What was interesting for Sharma was the discovery that “real linkages between academia and industries are happening only in engineering. Institutes are getting actual projects and offers for research from industries.” Management remains confined only to the human resource part, she says. A positive outcome was that the information received this year from the academic institutes was largely valid this year. Last year’s inputs were so “exaggerated” that institutes were warned they would be named on the AICTE site, Sharma reveals.

Real-Martin and Tayyebi feel the exercise has been “a big experience on practical experience and ethics.” ACCA was the professional body working with CII to produce the report, conduct workshops all around the country, making stakeholders aware of what was required for the survey and help with the data analysis.

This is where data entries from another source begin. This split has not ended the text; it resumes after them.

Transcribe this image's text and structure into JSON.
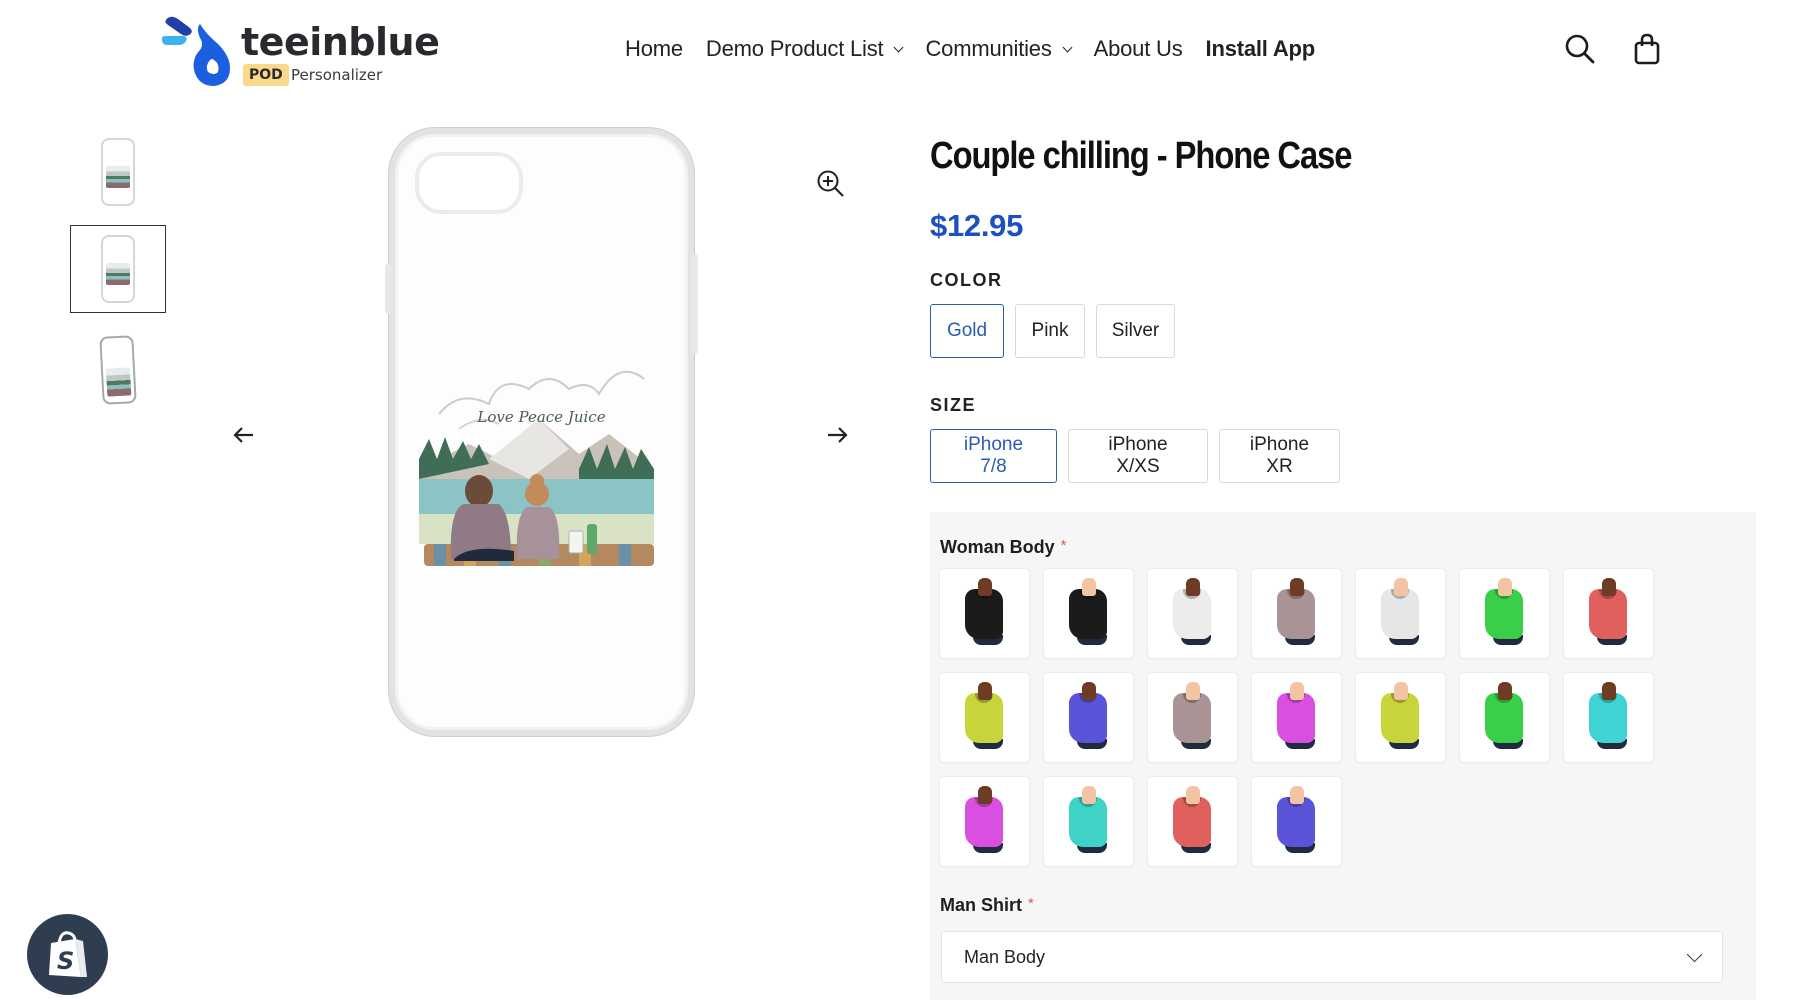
{
  "brand": {
    "name": "teeinblue",
    "badge": "POD",
    "tagline": "Personalizer",
    "colors": {
      "drop": "#1a5fe0",
      "dash": "#3db2f0",
      "navy": "#1e3fa8",
      "badge_bg": "#fcd98a"
    }
  },
  "nav": {
    "items": [
      {
        "label": "Home",
        "dropdown": false,
        "bold": false
      },
      {
        "label": "Demo Product List",
        "dropdown": true,
        "bold": false
      },
      {
        "label": "Communities",
        "dropdown": true,
        "bold": false
      },
      {
        "label": "About Us",
        "dropdown": false,
        "bold": false
      },
      {
        "label": "Install App",
        "dropdown": false,
        "bold": true
      }
    ],
    "icons": [
      "search-icon",
      "shopping-bag-icon"
    ]
  },
  "gallery": {
    "thumbnails": [
      {
        "name": "Front view",
        "selected": false
      },
      {
        "name": "Front view alt",
        "selected": true
      },
      {
        "name": "Angled view",
        "selected": false
      }
    ],
    "main_image_caption": "Love Peace Juice",
    "controls": [
      "zoom-in-icon",
      "arrow-left-icon",
      "arrow-right-icon"
    ]
  },
  "product": {
    "title": "Couple chilling - Phone Case",
    "price": "$12.95",
    "price_color": "#1d4fc4",
    "accent_color": "#2a5db0",
    "options": [
      {
        "label": "COLOR",
        "values": [
          "Gold",
          "Pink",
          "Silver"
        ],
        "selected": "Gold"
      },
      {
        "label": "SIZE",
        "values": [
          "iPhone 7/8",
          "iPhone X/XS",
          "iPhone XR"
        ],
        "selected": "iPhone 7/8"
      }
    ]
  },
  "personalize": {
    "woman_body": {
      "label": "Woman Body",
      "required_mark": "*",
      "swatches": [
        {
          "shirt": "#1b1b1b",
          "skin": "#6e3b24"
        },
        {
          "shirt": "#1b1b1b",
          "skin": "#f3c4a4"
        },
        {
          "shirt": "#ececec",
          "skin": "#6e3b24"
        },
        {
          "shirt": "#a99394",
          "skin": "#6e3b24"
        },
        {
          "shirt": "#e6e6e6",
          "skin": "#f3c4a4"
        },
        {
          "shirt": "#39cf48",
          "skin": "#f3c4a4"
        },
        {
          "shirt": "#e0605d",
          "skin": "#6e3b24"
        },
        {
          "shirt": "#c9d33a",
          "skin": "#6e3b24"
        },
        {
          "shirt": "#5a54d8",
          "skin": "#6e3b24"
        },
        {
          "shirt": "#a99394",
          "skin": "#f3c4a4"
        },
        {
          "shirt": "#d94fe0",
          "skin": "#f3c4a4"
        },
        {
          "shirt": "#c9d33a",
          "skin": "#f3c4a4"
        },
        {
          "shirt": "#39cf48",
          "skin": "#6e3b24"
        },
        {
          "shirt": "#3fd3d6",
          "skin": "#6e3b24"
        },
        {
          "shirt": "#d94fe0",
          "skin": "#6e3b24"
        },
        {
          "shirt": "#3fd3c8",
          "skin": "#f3c4a4"
        },
        {
          "shirt": "#e0605d",
          "skin": "#f3c4a4"
        },
        {
          "shirt": "#5a54d8",
          "skin": "#f3c4a4"
        }
      ]
    },
    "man_shirt": {
      "label": "Man Shirt",
      "required_mark": "*",
      "selected": "Man Body"
    }
  },
  "floating": {
    "shopify_button": "shopify-bag-icon"
  }
}
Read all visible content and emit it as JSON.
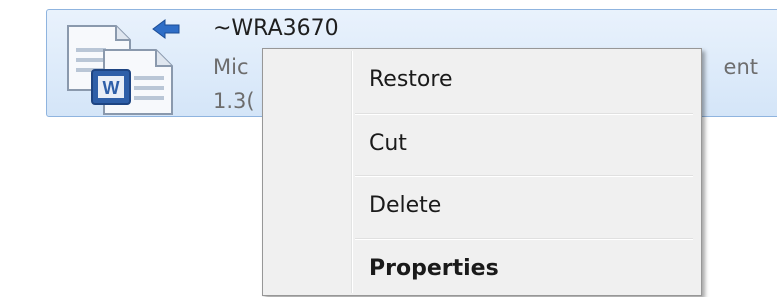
{
  "file": {
    "name": "~WRA3670",
    "type_left": "Mic",
    "type_right": "ent",
    "size": "1.3("
  },
  "icons": {
    "file": "word-documents-icon",
    "restore": "restore-arrow-icon"
  },
  "context_menu": {
    "items": [
      {
        "label": "Restore",
        "bold": false
      },
      {
        "label": "Cut",
        "bold": false
      },
      {
        "label": "Delete",
        "bold": false
      },
      {
        "label": "Properties",
        "bold": true
      }
    ]
  },
  "colors": {
    "selection_border": "#8fb4df",
    "selection_fill": "#d4e5f8",
    "menu_background": "#f0f0f0",
    "arrow_blue": "#2f6ec7"
  }
}
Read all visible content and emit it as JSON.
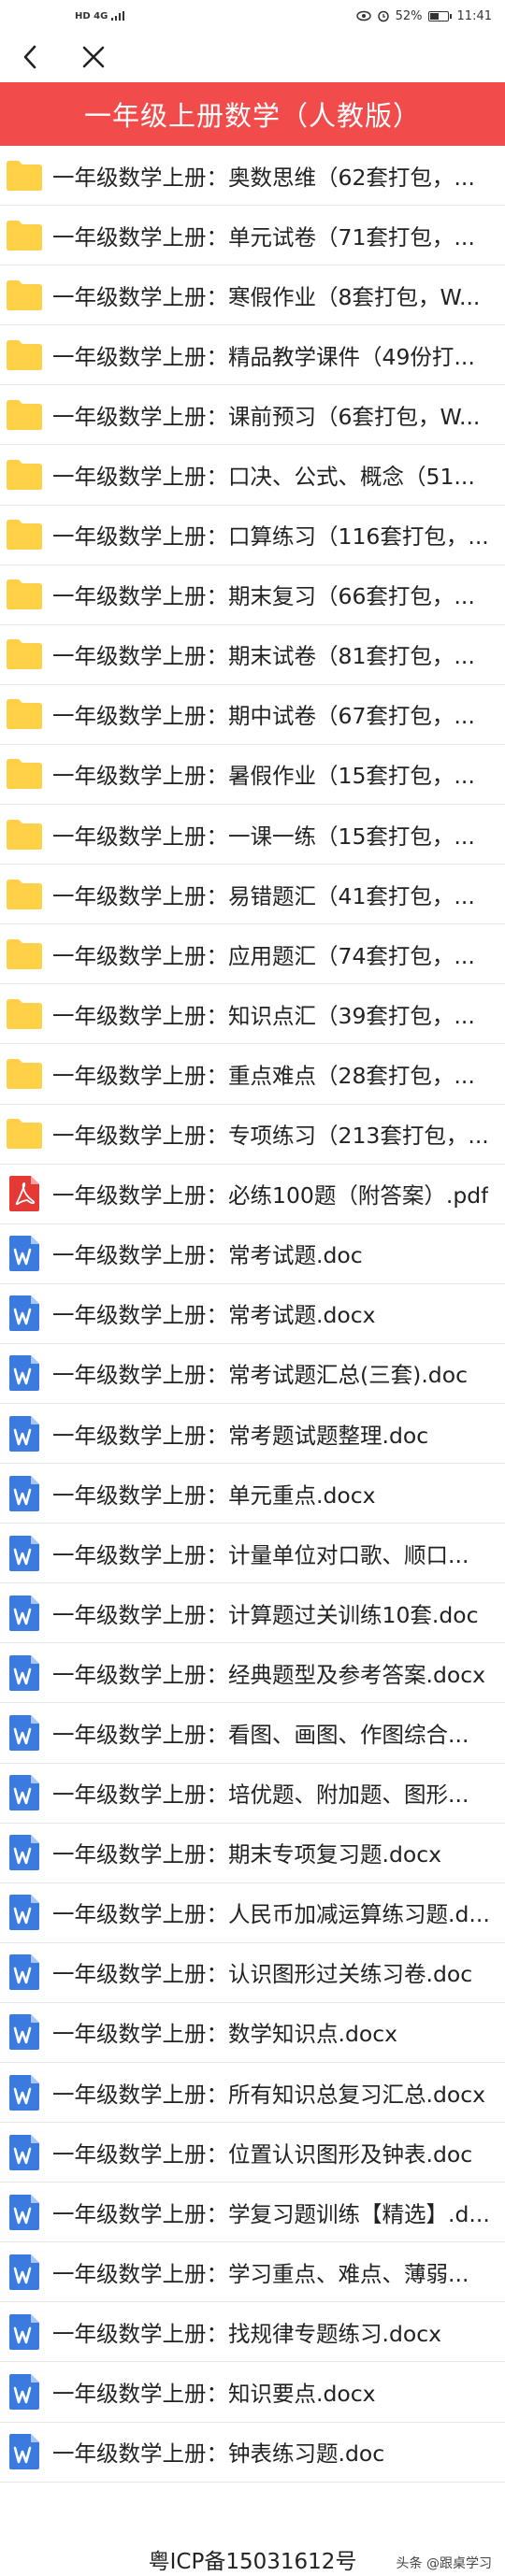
{
  "status_bar": {
    "signal": "HD 4G",
    "battery_percent": "52%",
    "battery_level": 0.52,
    "time": "11:41"
  },
  "nav": {
    "back_icon": "chevron-left-icon",
    "close_icon": "close-icon"
  },
  "header": {
    "title": "一年级上册数学（人教版）",
    "background_color": "#f24b4b"
  },
  "files": [
    {
      "type": "folder",
      "name": "一年级数学上册：奥数思维（62套打包，..."
    },
    {
      "type": "folder",
      "name": "一年级数学上册：单元试卷（71套打包，..."
    },
    {
      "type": "folder",
      "name": "一年级数学上册：寒假作业（8套打包，W..."
    },
    {
      "type": "folder",
      "name": "一年级数学上册：精品教学课件（49份打..."
    },
    {
      "type": "folder",
      "name": "一年级数学上册：课前预习（6套打包，W..."
    },
    {
      "type": "folder",
      "name": "一年级数学上册：口决、公式、概念（51..."
    },
    {
      "type": "folder",
      "name": "一年级数学上册：口算练习（116套打包，..."
    },
    {
      "type": "folder",
      "name": "一年级数学上册：期末复习（66套打包，..."
    },
    {
      "type": "folder",
      "name": "一年级数学上册：期末试卷（81套打包，..."
    },
    {
      "type": "folder",
      "name": "一年级数学上册：期中试卷（67套打包，..."
    },
    {
      "type": "folder",
      "name": "一年级数学上册：暑假作业（15套打包，..."
    },
    {
      "type": "folder",
      "name": "一年级数学上册：一课一练（15套打包，..."
    },
    {
      "type": "folder",
      "name": "一年级数学上册：易错题汇（41套打包，..."
    },
    {
      "type": "folder",
      "name": "一年级数学上册：应用题汇（74套打包，..."
    },
    {
      "type": "folder",
      "name": "一年级数学上册：知识点汇（39套打包，..."
    },
    {
      "type": "folder",
      "name": "一年级数学上册：重点难点（28套打包，..."
    },
    {
      "type": "folder",
      "name": "一年级数学上册：专项练习（213套打包，..."
    },
    {
      "type": "pdf",
      "name": "一年级数学上册：必练100题（附答案）.pdf"
    },
    {
      "type": "word",
      "name": "一年级数学上册：常考试题.doc"
    },
    {
      "type": "word",
      "name": "一年级数学上册：常考试题.docx"
    },
    {
      "type": "word",
      "name": "一年级数学上册：常考试题汇总(三套).doc"
    },
    {
      "type": "word",
      "name": "一年级数学上册：常考题试题整理.doc"
    },
    {
      "type": "word",
      "name": "一年级数学上册：单元重点.docx"
    },
    {
      "type": "word",
      "name": "一年级数学上册：计量单位对口歌、顺口..."
    },
    {
      "type": "word",
      "name": "一年级数学上册：计算题过关训练10套.doc"
    },
    {
      "type": "word",
      "name": "一年级数学上册：经典题型及参考答案.docx"
    },
    {
      "type": "word",
      "name": "一年级数学上册：看图、画图、作图综合..."
    },
    {
      "type": "word",
      "name": "一年级数学上册：培优题、附加题、图形..."
    },
    {
      "type": "word",
      "name": "一年级数学上册：期末专项复习题.docx"
    },
    {
      "type": "word",
      "name": "一年级数学上册：人民币加减运算练习题.d..."
    },
    {
      "type": "word",
      "name": "一年级数学上册：认识图形过关练习卷.doc"
    },
    {
      "type": "word",
      "name": "一年级数学上册：数学知识点.docx"
    },
    {
      "type": "word",
      "name": "一年级数学上册：所有知识总复习汇总.docx"
    },
    {
      "type": "word",
      "name": "一年级数学上册：位置认识图形及钟表.doc"
    },
    {
      "type": "word",
      "name": "一年级数学上册：学复习题训练【精选】.d..."
    },
    {
      "type": "word",
      "name": "一年级数学上册：学习重点、难点、薄弱..."
    },
    {
      "type": "word",
      "name": "一年级数学上册：找规律专题练习.docx"
    },
    {
      "type": "word",
      "name": "一年级数学上册：知识要点.docx"
    },
    {
      "type": "word",
      "name": "一年级数学上册：钟表练习题.doc"
    }
  ],
  "footer": {
    "icp": "粤ICP备15031612号",
    "watermark": "头条 @跟桌学习"
  },
  "colors": {
    "folder": "#ffd047",
    "pdf": "#e53935",
    "word": "#3b7be0"
  }
}
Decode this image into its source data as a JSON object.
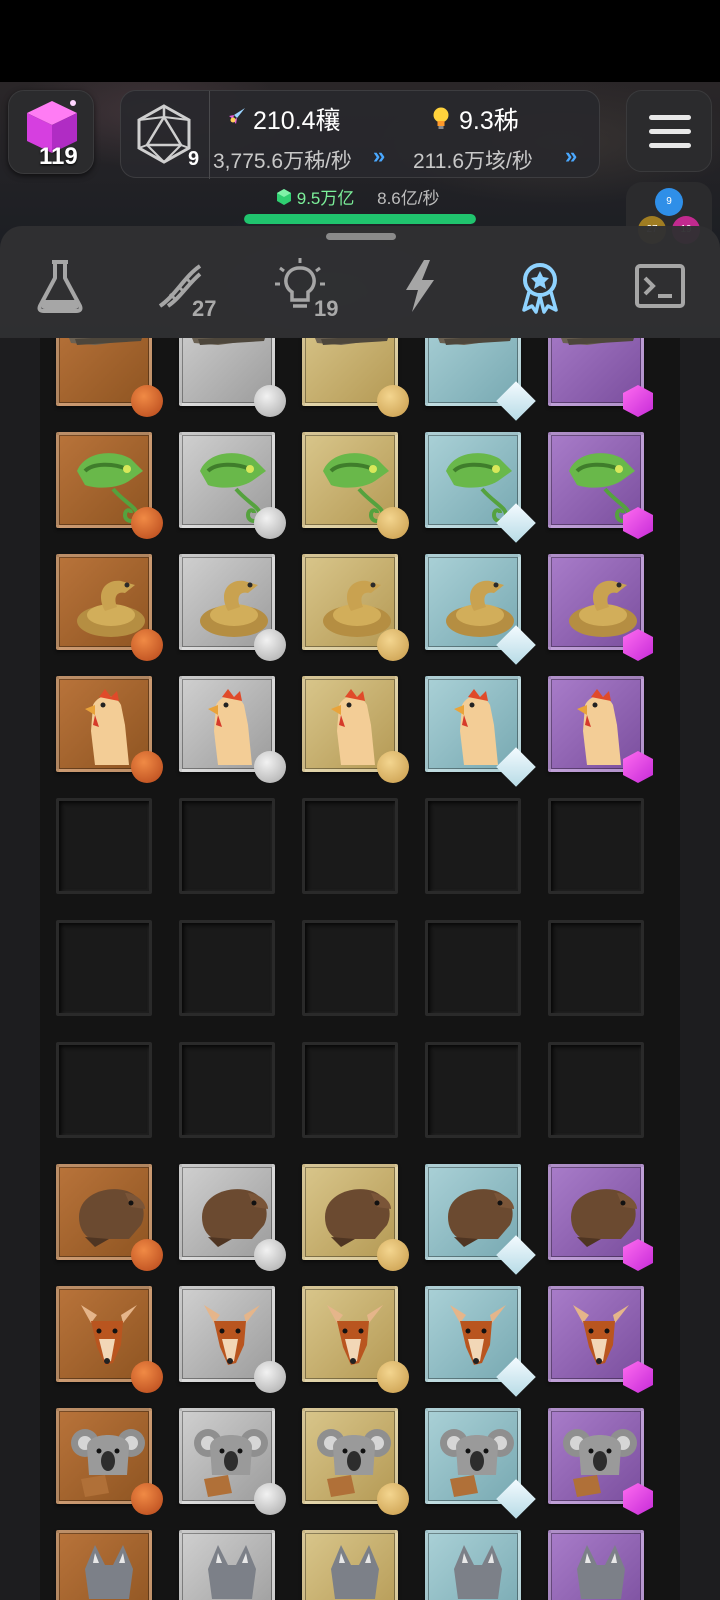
{
  "header": {
    "cube_count": "119",
    "d20_level": "9",
    "resource1_value": "210.4穰",
    "resource1_rate": "3,775.6万秭/秒",
    "resource2_value": "9.3秭",
    "resource2_rate": "211.6万垓/秒",
    "gem_value": "9.5万亿",
    "gem_rate": "8.6亿/秒",
    "gem_progress": 1.0,
    "orbs": {
      "blue": "9",
      "gold": "27",
      "pink": "19"
    }
  },
  "tabs": [
    {
      "name": "lab-flask",
      "count": ""
    },
    {
      "name": "dna",
      "count": "27"
    },
    {
      "name": "idea-bulb",
      "count": "19"
    },
    {
      "name": "lightning",
      "count": ""
    },
    {
      "name": "achievements-badge",
      "count": "",
      "active": true
    },
    {
      "name": "terminal",
      "count": ""
    }
  ],
  "tiers": [
    "bronze",
    "silver",
    "gold",
    "diamond",
    "amethyst"
  ],
  "grid_rows": [
    {
      "animal": "crocodile",
      "filled": true
    },
    {
      "animal": "chameleon",
      "filled": true
    },
    {
      "animal": "snake",
      "filled": true
    },
    {
      "animal": "chicken",
      "filled": true
    },
    {
      "animal": "",
      "filled": false
    },
    {
      "animal": "",
      "filled": false
    },
    {
      "animal": "",
      "filled": false
    },
    {
      "animal": "beaver",
      "filled": true
    },
    {
      "animal": "deer",
      "filled": true
    },
    {
      "animal": "koala",
      "filled": true
    },
    {
      "animal": "wolf",
      "filled": true
    }
  ],
  "colors": {
    "accent_green": "#20c46e",
    "accent_blue": "#4aa8ff",
    "active_tab": "#8fd3ff"
  }
}
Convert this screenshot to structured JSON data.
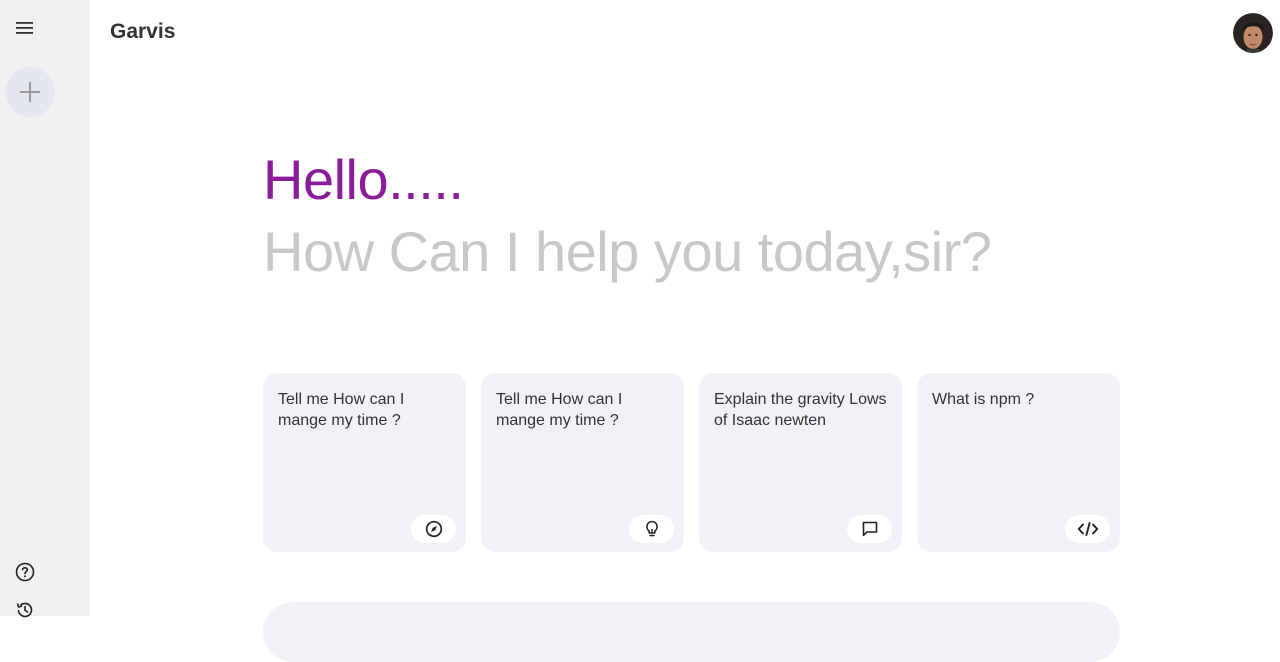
{
  "app": {
    "name": "Garvis"
  },
  "sidebar": {
    "menu_icon": "menu-icon",
    "new_chat_icon": "plus-icon",
    "help_icon": "help-icon",
    "history_icon": "history-icon"
  },
  "main": {
    "greeting": "Hello.....",
    "subtitle": "How Can I help you today,sir?"
  },
  "cards": [
    {
      "text": "Tell me How can I mange my time ?",
      "icon": "compass-icon"
    },
    {
      "text": "Tell me How can I mange my time ?",
      "icon": "bulb-icon"
    },
    {
      "text": "Explain the gravity Lows of Isaac newten",
      "icon": "message-icon"
    },
    {
      "text": "What is npm ?",
      "icon": "code-icon"
    }
  ],
  "colors": {
    "greeting": "#8a1c9a",
    "subtitle": "#c8c8c8",
    "card_bg": "#f0f2f6",
    "sidebar_bg": "#f0f0f0"
  }
}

After the institutes were shortlisted, the jury, which included Dr YS Rajan, Dr Vikram Sarabhai distinguished professor, Indian Space Research Organisation, among others, studied the papers sent by the institutes. They had to look at the courses, streams and papers. Then a further 39 institutions were shortlisted and site visits were made.

Institutes now have also started recognising the importance of documentation, keeping records of interactions with industries, internship programmes or visits and lectures by industry experts, says Sharma.

Kulkarni of Pennar, who made several site visits, however, has a word of advice. “The skills development programmes of the institutes are not done in a structured manner. They don’t have a very clear idea of what they are looking for. They should understand what is needed and mould their students accordingly. My onboarding is a lengthy process and I would be happy to get industry-ready professionals for my company,” he adds.

First Published: Nov 13, 2013 10:41 IST